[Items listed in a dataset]
********
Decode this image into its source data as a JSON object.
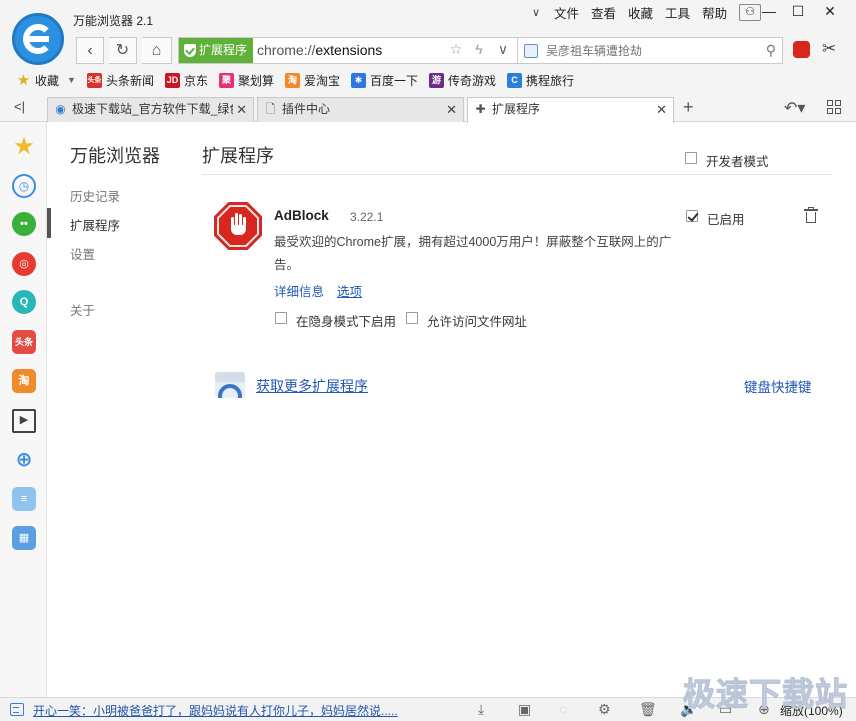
{
  "app": {
    "title": "万能浏览器 2.1",
    "menu": [
      "文件",
      "查看",
      "收藏",
      "工具",
      "帮助"
    ]
  },
  "address": {
    "secure_label": "扩展程序",
    "url_scheme": "chrome://",
    "url_path": "extensions",
    "search_placeholder": "吴彦祖车辆遭抢劫"
  },
  "bookmarks": [
    {
      "label": "收藏",
      "icon": "star-icon"
    },
    {
      "label": "头条新闻",
      "icon": "toutiao-icon",
      "color": "#d8322a",
      "glyph": "头条"
    },
    {
      "label": "京东",
      "icon": "jd-icon",
      "color": "#c81623",
      "glyph": "JD"
    },
    {
      "label": "聚划算",
      "icon": "juhuasuan-icon",
      "color": "#e8307a",
      "glyph": "聚"
    },
    {
      "label": "爱淘宝",
      "icon": "aitaobao-icon",
      "color": "#f5882b",
      "glyph": "淘"
    },
    {
      "label": "百度一下",
      "icon": "baidu-icon",
      "color": "#3075e4",
      "glyph": "✱"
    },
    {
      "label": "传奇游戏",
      "icon": "chuanqi-icon",
      "color": "#6b2f8a",
      "glyph": "游"
    },
    {
      "label": "携程旅行",
      "icon": "ctrip-icon",
      "color": "#2a7fd6",
      "glyph": "C"
    }
  ],
  "tabs": [
    {
      "label": "极速下载站_官方软件下载_绿色",
      "icon": "ie-icon"
    },
    {
      "label": "插件中心",
      "icon": "page-icon"
    },
    {
      "label": "扩展程序",
      "icon": "puzzle-icon",
      "active": true
    }
  ],
  "nav": {
    "title": "万能浏览器",
    "items": [
      "历史记录",
      "扩展程序",
      "设置",
      "关于"
    ]
  },
  "main": {
    "title": "扩展程序",
    "developer_mode": "开发者模式",
    "extension": {
      "name": "AdBlock",
      "version": "3.22.1",
      "description": "最受欢迎的Chrome扩展，拥有超过4000万用户！屏蔽整个互联网上的广告。",
      "details_link": "详细信息",
      "options_link": "选项",
      "incognito_label": "在隐身模式下启用",
      "file_access_label": "允许访问文件网址",
      "enabled_label": "已启用",
      "enabled": true
    },
    "more_extensions": "获取更多扩展程序",
    "keyboard_shortcuts": "键盘快捷键"
  },
  "status": {
    "text": "开心一笑：小明被爸爸打了，跟妈妈说有人打你儿子，妈妈居然说.....",
    "zoom": "缩放(100%)"
  },
  "watermark": "极速下载站",
  "colors": {
    "secure_green": "#5fb13a",
    "adblock_red": "#d7271e",
    "link_blue": "#1f58b5"
  }
}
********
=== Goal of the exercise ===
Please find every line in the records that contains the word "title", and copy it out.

=== Response box ===
    "title": "万能浏览器 2.1",
    "title": "万能浏览器",
    "title": "扩展程序",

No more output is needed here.